◆ **TRY IT**
Copy the entries out again in full.

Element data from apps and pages

· · ·

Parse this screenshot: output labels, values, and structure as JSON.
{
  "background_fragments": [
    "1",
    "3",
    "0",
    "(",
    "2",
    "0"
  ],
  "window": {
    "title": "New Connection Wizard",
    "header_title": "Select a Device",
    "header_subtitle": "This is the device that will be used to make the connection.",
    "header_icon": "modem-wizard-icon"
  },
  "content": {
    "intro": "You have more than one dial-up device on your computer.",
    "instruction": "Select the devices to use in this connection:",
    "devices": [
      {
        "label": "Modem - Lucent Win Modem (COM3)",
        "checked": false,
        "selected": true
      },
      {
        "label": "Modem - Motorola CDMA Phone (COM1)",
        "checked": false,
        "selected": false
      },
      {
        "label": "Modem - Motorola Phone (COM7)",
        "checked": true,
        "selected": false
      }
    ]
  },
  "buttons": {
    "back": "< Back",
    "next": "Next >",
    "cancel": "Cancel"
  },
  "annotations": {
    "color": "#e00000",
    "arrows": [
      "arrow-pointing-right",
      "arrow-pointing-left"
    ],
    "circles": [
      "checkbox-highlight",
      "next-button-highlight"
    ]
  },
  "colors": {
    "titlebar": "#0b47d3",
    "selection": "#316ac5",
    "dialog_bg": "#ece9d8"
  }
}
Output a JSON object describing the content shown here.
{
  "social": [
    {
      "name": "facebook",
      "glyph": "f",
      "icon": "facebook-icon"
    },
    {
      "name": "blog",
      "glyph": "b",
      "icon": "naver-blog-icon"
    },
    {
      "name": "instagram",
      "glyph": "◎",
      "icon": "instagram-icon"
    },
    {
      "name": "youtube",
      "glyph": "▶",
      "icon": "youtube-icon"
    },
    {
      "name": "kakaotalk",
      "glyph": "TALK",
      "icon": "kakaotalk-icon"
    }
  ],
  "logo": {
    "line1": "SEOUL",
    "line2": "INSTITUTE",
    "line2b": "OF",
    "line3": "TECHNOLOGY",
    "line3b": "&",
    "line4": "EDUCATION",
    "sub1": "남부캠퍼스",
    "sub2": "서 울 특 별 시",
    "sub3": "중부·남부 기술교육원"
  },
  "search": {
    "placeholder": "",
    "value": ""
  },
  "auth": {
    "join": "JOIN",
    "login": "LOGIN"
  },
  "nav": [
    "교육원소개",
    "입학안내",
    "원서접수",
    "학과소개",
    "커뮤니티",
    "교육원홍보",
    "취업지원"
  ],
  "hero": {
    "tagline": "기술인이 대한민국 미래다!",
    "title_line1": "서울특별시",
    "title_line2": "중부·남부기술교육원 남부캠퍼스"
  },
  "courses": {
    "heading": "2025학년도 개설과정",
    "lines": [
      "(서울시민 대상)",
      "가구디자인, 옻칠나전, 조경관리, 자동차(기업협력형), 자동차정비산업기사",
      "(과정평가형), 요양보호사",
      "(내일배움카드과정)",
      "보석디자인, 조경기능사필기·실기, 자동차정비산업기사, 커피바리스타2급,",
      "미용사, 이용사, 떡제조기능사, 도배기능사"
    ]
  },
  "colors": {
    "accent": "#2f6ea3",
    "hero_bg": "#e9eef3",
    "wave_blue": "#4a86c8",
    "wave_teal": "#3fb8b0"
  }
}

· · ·

◆ **TASK OUTPUT**
Parse this screenshot: output labels, values, and structure as JSON.
{
  "background_fragments": [
    "1",
    "3",
    "0",
    "(",
    "2",
    "0"
  ],
  "window": {
    "title": "New Connection Wizard",
    "header_title": "Select a Device",
    "header_subtitle": "This is the device that will be used to make the connection.",
    "header_icon": "modem-wizard-icon"
  },
  "content": {
    "intro": "You have more than one dial-up device on your computer.",
    "instruction": "Select the devices to use in this connection:",
    "devices": [
      {
        "label": "Modem - Lucent Win Modem (COM3)",
        "checked": false,
        "selected": true
      },
      {
        "label": "Modem - Motorola CDMA Phone (COM1)",
        "checked": false,
        "selected": false
      },
      {
        "label": "Modem - Motorola Phone (COM7)",
        "checked": true,
        "selected": false
      }
    ]
  },
  "buttons": {
    "back": "< Back",
    "next": "Next >",
    "cancel": "Cancel"
  },
  "annotations": {
    "color": "#e00000",
    "arrows": [
      "arrow-pointing-right",
      "arrow-pointing-left"
    ],
    "circles": [
      "checkbox-highlight",
      "next-button-highlight"
    ]
  },
  "colors": {
    "titlebar": "#0b47d3",
    "selection": "#316ac5",
    "dialog_bg": "#ece9d8"
  }
}
Output a JSON object describing the content shown here.
{
  "social": [
    {
      "name": "facebook",
      "glyph": "f",
      "icon": "facebook-icon"
    },
    {
      "name": "blog",
      "glyph": "b",
      "icon": "naver-blog-icon"
    },
    {
      "name": "instagram",
      "glyph": "◎",
      "icon": "instagram-icon"
    },
    {
      "name": "youtube",
      "glyph": "▶",
      "icon": "youtube-icon"
    },
    {
      "name": "kakaotalk",
      "glyph": "TALK",
      "icon": "kakaotalk-icon"
    }
  ],
  "logo": {
    "line1": "SEOUL",
    "line2": "INSTITUTE",
    "line2b": "OF",
    "line3": "TECHNOLOGY",
    "line3b": "&",
    "line4": "EDUCATION",
    "sub1": "남부캠퍼스",
    "sub2": "서 울 특 별 시",
    "sub3": "중부·남부 기술교육원"
  },
  "search": {
    "placeholder": "",
    "value": ""
  },
  "auth": {
    "join": "JOIN",
    "login": "LOGIN"
  },
  "nav": [
    "교육원소개",
    "입학안내",
    "원서접수",
    "학과소개",
    "커뮤니티",
    "교육원홍보",
    "취업지원"
  ],
  "hero": {
    "tagline": "기술인이 대한민국 미래다!",
    "title_line1": "서울특별시",
    "title_line2": "중부·남부기술교육원 남부캠퍼스"
  },
  "courses": {
    "heading": "2025학년도 개설과정",
    "lines": [
      "(서울시민 대상)",
      "가구디자인, 옻칠나전, 조경관리, 자동차(기업협력형), 자동차정비산업기사",
      "(과정평가형), 요양보호사",
      "(내일배움카드과정)",
      "보석디자인, 조경기능사필기·실기, 자동차정비산업기사, 커피바리스타2급,",
      "미용사, 이용사, 떡제조기능사, 도배기능사"
    ]
  },
  "colors": {
    "accent": "#2f6ea3",
    "hero_bg": "#e9eef3",
    "wave_blue": "#4a86c8",
    "wave_teal": "#3fb8b0"
  }
}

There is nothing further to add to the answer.